Reproduce the entries exactly as they appear below.

Excerpts from an interface dataset
========

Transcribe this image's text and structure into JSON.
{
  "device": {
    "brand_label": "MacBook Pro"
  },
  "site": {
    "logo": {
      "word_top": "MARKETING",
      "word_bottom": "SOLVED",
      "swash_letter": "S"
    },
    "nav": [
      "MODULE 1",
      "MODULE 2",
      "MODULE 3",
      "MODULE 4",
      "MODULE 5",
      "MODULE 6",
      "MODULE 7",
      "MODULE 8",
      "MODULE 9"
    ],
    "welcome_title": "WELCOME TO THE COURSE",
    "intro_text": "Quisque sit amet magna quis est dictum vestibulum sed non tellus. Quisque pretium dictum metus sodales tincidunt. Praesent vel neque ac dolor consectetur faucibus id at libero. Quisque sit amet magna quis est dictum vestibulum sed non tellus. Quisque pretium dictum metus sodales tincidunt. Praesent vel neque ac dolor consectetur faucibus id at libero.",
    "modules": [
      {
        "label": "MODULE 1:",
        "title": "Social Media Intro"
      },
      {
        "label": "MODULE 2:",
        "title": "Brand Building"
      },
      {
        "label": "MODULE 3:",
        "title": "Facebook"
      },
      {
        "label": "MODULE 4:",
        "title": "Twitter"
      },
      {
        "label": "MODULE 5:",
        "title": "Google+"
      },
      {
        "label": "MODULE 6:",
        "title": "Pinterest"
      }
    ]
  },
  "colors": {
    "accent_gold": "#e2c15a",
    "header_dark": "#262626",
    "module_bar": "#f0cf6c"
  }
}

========

» **Task result**
Transcribe this image's text and structure into JSON.
{
  "device": {
    "brand_label": "MacBook Pro"
  },
  "site": {
    "logo": {
      "word_top": "MARKETING",
      "word_bottom": "SOLVED",
      "swash_letter": "S"
    },
    "nav": [
      "MODULE 1",
      "MODULE 2",
      "MODULE 3",
      "MODULE 4",
      "MODULE 5",
      "MODULE 6",
      "MODULE 7",
      "MODULE 8",
      "MODULE 9"
    ],
    "welcome_title": "WELCOME TO THE COURSE",
    "intro_text": "Quisque sit amet magna quis est dictum vestibulum sed non tellus. Quisque pretium dictum metus sodales tincidunt. Praesent vel neque ac dolor consectetur faucibus id at libero. Quisque sit amet magna quis est dictum vestibulum sed non tellus. Quisque pretium dictum metus sodales tincidunt. Praesent vel neque ac dolor consectetur faucibus id at libero.",
    "modules": [
      {
        "label": "MODULE 1:",
        "title": "Social Media Intro"
      },
      {
        "label": "MODULE 2:",
        "title": "Brand Building"
      },
      {
        "label": "MODULE 3:",
        "title": "Facebook"
      },
      {
        "label": "MODULE 4:",
        "title": "Twitter"
      },
      {
        "label": "MODULE 5:",
        "title": "Google+"
      },
      {
        "label": "MODULE 6:",
        "title": "Pinterest"
      }
    ]
  },
  "colors": {
    "accent_gold": "#e2c15a",
    "header_dark": "#262626",
    "module_bar": "#f0cf6c"
  }
}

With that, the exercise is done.